INSTRUCTIONS TO FOLLOW —
Check every line below for the word "Give" and copy each one that has it.

━━━━━━━━━━━━━━━━

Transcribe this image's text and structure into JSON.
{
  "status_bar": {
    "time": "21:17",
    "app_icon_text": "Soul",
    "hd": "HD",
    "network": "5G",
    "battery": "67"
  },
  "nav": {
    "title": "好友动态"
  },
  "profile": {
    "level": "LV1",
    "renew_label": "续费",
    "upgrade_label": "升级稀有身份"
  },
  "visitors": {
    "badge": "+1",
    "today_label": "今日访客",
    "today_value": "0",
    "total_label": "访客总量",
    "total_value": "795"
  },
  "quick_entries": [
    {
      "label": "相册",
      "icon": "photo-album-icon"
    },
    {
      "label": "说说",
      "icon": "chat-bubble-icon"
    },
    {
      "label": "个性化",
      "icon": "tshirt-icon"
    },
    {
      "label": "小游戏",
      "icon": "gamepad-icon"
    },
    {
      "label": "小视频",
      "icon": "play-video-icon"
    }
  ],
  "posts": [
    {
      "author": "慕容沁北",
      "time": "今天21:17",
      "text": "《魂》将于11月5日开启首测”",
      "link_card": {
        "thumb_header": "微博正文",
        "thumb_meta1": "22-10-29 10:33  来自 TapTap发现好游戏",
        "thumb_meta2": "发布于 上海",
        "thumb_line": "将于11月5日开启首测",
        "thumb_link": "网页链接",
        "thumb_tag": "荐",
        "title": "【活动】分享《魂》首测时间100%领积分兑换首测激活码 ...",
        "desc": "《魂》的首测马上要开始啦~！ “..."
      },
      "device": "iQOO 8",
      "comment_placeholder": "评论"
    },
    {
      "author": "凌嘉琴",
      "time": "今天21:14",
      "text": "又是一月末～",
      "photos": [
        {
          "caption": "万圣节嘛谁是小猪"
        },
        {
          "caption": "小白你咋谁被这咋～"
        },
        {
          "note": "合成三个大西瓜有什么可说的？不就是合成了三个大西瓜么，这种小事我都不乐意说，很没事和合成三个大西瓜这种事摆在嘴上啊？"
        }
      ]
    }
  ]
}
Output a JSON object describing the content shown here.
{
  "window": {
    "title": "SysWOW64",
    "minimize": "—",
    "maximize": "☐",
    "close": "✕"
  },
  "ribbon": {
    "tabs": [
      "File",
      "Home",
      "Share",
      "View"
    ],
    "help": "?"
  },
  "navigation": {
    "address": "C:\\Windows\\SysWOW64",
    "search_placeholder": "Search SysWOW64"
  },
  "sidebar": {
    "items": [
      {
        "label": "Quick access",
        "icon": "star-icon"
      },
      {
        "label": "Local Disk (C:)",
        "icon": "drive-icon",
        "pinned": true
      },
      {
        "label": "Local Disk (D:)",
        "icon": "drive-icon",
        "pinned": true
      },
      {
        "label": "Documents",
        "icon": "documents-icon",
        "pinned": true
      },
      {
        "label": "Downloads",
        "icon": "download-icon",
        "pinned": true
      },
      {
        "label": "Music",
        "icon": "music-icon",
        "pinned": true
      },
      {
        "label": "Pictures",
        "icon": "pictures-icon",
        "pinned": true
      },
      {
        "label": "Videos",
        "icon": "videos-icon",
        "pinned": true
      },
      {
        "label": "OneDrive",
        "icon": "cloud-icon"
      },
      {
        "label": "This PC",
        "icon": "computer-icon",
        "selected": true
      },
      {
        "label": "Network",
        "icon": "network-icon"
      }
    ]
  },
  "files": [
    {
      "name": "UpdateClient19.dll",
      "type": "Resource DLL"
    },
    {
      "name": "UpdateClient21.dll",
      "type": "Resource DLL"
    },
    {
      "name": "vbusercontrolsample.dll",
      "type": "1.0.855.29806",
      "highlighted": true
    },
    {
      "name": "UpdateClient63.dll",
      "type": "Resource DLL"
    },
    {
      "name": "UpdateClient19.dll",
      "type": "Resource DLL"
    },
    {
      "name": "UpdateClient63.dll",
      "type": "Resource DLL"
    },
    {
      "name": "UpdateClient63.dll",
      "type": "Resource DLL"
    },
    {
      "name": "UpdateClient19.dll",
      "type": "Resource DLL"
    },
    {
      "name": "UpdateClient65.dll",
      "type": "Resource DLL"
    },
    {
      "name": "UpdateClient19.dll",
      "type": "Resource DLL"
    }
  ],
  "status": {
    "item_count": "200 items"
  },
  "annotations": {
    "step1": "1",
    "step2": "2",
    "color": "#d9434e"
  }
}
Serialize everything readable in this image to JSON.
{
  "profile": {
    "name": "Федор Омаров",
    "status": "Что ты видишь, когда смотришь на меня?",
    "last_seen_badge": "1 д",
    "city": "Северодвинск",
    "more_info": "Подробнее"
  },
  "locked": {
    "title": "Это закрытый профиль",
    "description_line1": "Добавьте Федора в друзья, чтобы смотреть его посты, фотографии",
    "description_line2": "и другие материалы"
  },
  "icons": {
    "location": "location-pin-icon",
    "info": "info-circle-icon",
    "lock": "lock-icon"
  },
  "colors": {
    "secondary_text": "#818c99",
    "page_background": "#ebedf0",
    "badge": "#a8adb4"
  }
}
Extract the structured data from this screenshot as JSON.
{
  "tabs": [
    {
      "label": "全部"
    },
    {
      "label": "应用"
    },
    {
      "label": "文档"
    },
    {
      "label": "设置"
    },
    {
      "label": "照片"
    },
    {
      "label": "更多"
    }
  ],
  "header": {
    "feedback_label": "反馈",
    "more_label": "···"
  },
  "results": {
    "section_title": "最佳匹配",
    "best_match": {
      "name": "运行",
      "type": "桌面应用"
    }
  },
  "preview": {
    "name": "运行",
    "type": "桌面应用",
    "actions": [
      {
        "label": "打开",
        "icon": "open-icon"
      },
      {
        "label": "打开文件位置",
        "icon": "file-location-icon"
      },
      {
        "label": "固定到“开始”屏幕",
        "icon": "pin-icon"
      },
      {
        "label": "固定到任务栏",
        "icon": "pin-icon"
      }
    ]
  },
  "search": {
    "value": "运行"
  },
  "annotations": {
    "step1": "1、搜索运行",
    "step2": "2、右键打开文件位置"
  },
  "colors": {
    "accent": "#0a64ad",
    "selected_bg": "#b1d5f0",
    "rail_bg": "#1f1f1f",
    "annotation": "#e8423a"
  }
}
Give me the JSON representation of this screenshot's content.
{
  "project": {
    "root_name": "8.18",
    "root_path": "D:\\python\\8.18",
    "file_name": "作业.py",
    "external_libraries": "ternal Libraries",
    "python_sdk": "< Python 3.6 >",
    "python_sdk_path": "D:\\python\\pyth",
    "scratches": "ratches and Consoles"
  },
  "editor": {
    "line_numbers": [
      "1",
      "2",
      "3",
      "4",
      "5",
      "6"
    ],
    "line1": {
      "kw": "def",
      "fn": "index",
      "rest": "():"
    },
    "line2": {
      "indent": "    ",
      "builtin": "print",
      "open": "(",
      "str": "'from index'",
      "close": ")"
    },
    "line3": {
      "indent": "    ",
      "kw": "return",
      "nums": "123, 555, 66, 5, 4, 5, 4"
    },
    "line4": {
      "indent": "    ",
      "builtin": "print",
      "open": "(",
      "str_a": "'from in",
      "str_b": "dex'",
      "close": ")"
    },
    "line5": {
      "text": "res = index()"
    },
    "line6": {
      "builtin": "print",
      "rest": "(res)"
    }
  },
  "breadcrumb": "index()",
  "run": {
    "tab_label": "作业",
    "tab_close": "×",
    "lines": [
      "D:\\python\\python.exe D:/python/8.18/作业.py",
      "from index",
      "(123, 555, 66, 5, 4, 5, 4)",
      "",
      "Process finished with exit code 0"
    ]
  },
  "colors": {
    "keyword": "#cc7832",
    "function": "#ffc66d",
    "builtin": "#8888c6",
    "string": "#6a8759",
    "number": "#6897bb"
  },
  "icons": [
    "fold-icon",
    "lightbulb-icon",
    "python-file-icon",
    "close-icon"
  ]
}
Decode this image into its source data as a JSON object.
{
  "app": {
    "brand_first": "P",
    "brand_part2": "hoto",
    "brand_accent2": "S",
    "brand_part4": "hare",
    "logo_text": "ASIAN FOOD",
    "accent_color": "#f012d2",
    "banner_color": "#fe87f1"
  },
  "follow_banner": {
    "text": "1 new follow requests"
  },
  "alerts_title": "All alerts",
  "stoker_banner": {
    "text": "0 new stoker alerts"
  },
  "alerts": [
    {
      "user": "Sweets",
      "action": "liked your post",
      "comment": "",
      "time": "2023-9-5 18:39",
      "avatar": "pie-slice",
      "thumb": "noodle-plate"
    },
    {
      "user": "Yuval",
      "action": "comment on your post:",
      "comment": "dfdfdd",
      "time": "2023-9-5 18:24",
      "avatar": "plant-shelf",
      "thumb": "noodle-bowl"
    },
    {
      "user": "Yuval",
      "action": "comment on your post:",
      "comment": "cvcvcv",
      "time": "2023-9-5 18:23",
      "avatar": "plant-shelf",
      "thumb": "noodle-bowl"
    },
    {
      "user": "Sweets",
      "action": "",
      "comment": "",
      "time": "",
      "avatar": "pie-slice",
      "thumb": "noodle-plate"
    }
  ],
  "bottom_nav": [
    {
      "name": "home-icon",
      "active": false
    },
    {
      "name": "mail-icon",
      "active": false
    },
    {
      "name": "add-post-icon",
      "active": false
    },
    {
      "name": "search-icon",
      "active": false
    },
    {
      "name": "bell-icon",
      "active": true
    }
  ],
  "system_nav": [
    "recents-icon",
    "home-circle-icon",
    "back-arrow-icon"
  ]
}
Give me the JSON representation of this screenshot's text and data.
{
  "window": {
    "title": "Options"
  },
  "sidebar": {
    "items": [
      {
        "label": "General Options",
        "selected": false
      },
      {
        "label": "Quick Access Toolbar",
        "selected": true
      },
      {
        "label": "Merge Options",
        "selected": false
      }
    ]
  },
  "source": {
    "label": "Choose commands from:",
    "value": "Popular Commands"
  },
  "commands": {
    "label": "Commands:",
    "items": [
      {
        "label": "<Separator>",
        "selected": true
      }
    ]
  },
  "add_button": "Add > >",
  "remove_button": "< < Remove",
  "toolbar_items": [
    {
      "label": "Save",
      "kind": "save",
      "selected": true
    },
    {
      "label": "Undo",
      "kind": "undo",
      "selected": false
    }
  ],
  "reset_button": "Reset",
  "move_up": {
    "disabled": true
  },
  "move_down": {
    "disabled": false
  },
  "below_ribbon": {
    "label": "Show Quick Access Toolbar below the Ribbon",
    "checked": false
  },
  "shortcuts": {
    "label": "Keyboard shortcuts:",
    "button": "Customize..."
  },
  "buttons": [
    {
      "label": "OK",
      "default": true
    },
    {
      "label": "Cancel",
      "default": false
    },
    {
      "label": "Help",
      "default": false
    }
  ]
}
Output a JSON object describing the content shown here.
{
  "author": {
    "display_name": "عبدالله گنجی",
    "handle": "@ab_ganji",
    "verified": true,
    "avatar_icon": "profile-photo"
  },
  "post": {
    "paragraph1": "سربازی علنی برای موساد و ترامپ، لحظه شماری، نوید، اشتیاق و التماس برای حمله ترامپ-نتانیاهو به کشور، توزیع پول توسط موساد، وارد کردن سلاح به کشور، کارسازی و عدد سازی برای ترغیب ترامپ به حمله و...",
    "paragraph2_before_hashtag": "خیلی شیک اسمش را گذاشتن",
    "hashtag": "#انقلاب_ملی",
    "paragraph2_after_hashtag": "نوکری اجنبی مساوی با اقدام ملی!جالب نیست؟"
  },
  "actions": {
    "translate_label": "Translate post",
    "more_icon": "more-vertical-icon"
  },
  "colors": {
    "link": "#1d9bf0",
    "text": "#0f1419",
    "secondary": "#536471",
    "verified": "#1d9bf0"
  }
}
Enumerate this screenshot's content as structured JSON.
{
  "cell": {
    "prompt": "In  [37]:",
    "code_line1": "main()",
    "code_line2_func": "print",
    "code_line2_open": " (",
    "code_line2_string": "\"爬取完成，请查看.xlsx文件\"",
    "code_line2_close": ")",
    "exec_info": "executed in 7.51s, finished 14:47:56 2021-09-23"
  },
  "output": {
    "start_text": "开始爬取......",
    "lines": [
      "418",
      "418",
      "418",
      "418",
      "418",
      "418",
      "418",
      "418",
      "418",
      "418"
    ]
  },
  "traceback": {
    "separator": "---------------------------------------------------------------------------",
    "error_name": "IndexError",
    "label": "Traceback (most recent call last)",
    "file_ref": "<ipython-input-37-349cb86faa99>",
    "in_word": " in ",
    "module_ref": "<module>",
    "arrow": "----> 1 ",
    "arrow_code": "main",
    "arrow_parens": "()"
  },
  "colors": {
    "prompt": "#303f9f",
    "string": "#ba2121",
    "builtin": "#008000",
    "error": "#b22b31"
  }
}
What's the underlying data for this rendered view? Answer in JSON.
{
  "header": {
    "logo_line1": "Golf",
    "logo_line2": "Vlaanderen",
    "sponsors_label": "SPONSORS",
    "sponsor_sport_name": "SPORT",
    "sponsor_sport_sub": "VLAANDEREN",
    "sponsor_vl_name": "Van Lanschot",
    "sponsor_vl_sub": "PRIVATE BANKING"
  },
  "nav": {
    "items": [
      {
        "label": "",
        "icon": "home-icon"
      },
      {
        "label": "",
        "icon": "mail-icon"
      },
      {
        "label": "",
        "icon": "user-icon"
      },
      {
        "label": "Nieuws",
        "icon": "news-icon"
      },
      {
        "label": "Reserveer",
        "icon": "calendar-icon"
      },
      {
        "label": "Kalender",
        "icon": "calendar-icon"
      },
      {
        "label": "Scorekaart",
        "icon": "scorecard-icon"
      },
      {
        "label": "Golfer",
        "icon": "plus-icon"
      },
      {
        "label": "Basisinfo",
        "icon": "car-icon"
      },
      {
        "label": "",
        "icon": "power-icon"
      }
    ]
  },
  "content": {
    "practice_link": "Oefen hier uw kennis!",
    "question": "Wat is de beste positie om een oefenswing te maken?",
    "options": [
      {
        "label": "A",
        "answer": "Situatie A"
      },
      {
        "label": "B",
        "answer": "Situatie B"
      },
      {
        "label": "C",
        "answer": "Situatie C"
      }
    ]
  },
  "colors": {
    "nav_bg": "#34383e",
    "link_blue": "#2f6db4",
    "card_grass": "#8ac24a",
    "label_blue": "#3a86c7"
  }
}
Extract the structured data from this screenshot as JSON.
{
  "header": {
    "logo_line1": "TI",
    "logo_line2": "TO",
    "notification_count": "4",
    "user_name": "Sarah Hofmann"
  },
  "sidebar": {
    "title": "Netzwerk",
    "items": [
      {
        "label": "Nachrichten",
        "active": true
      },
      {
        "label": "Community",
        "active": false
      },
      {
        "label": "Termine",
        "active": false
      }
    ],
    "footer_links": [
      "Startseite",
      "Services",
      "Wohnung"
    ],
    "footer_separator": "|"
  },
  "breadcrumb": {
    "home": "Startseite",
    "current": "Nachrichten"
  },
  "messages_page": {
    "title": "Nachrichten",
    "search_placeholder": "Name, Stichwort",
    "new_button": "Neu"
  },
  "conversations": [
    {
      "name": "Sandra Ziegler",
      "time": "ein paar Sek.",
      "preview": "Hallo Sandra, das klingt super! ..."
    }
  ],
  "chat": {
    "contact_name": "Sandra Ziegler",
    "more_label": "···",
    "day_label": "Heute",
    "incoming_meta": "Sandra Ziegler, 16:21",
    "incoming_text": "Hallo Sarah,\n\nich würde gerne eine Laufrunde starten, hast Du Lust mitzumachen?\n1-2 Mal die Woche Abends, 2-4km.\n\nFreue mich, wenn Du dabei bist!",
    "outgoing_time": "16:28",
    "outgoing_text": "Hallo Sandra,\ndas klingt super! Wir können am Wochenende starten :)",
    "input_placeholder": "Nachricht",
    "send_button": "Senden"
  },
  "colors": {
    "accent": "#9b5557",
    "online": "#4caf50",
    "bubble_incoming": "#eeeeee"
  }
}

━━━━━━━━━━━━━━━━

SOLUTION TO THE PROBLEM —
Give me the JSON representation of this screenshot's content.
Give me the JSON representation of this screenshot's text and data.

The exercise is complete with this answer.